up close in startling detail and ever deadpan looks and steely eyes. Nothing is believable and it's not meant to be. It's not even a fable, quite, but more a celebration of being inside an incredible film, as strange as that sounds. Not that the scenes are not believable--even the very last shots of the makeshift town and the railroad being built is about as realistic as it gets. Great stuff.Plot? You might, at times, wonder where the plot went. There are lots of bad guys, and you're not totally sure there's a protagonist, unless the one woman in the movie is the center of our concerns, even if she is clearly a bystander to it all. When it gets clear, in the last twenty minutes, it's again archetypal and has echoes of the over the tops showdown in "Good Bad and Ugly" . A small bit of slow motion not needed normally in a movie where everything is slow already makes clear this is the key moment in the film, the thing that made the rest of it, with all its confusing and violent layers, sensible.For my money, I'd love all this incredible visceral stuff, the sounds and sights, filled in with some kind of deeply felt conflict, not a purely dramatic one. I watch and am shocked, or swept away, or impressed, or dazzled, but I'm actually never moved, not from the heart. And there are plenty of aspects here that should really move us--including feeling for the woman's plight, rather than simply recognizing that it is, after all, quite a plight.Still, another landmark Sergio Leone movie.

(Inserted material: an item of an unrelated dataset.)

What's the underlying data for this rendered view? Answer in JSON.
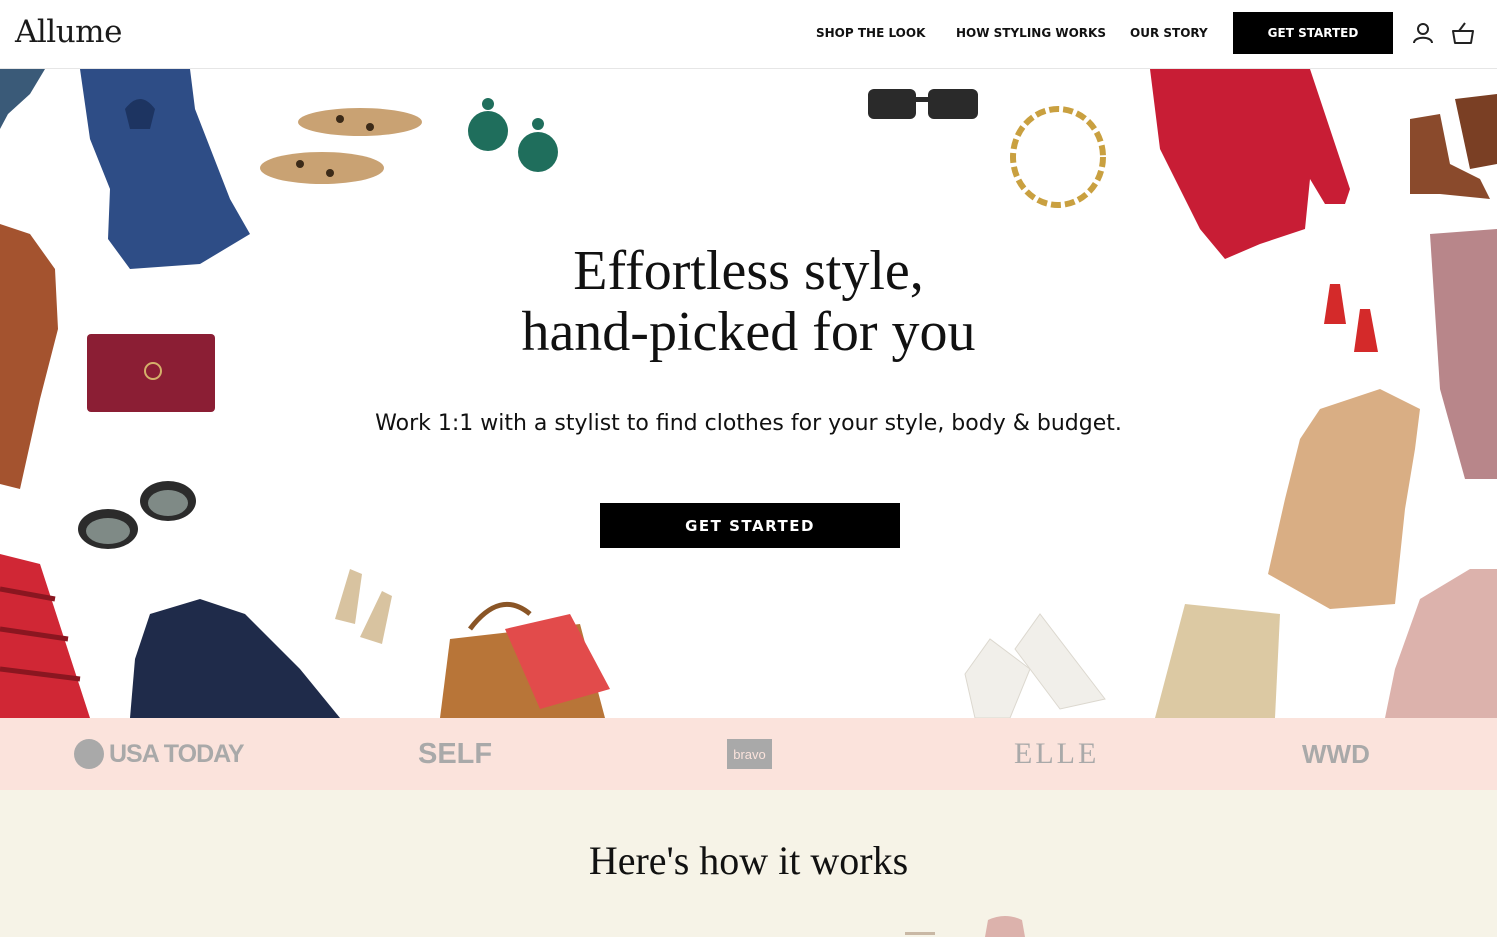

I guess this movie is probably thought of as Leone's masterpiece, delivering, as it does, a dose of the old west with immense style and self-assured presence. Much of the cinematic style used by Leone has entered the folklore of the west and is as much a part of that folklore as spitting, guns, dust and swinging saloon doors. I can't imagine a duel any other way than through Leone's eyes and I now expect a Western to always have a 'man with no name' character who says virtually nothing.This movie has it all...the waiting, the heat, the sweat, the dust and then the swift, <more>
deadly violence. The story is not bad either, pitting our hero and an outlaw against a murderous railway man who is seeking to get a recently widowed ex-whore out of her inheritance. But what it really has is great shots of the amazing scenery, and real, palpable tension. Leone described the film as having the rhythm of the last gasps of a dying man. It is very much like that, and this builds a very strong sense of foreboding. Everyone will not walk away intact, death is woven into the fabric of the movie. As we move from one convulsion to the next the tension is ratcheted up to extreme levels so that the eventual violence is almost a relief. The end result is an amazing movie that helped to create the legend of the old west, and that is now a part of the legend. It looks amazing, it's a rollicking good tale, and it'll leave you desperate for a beer!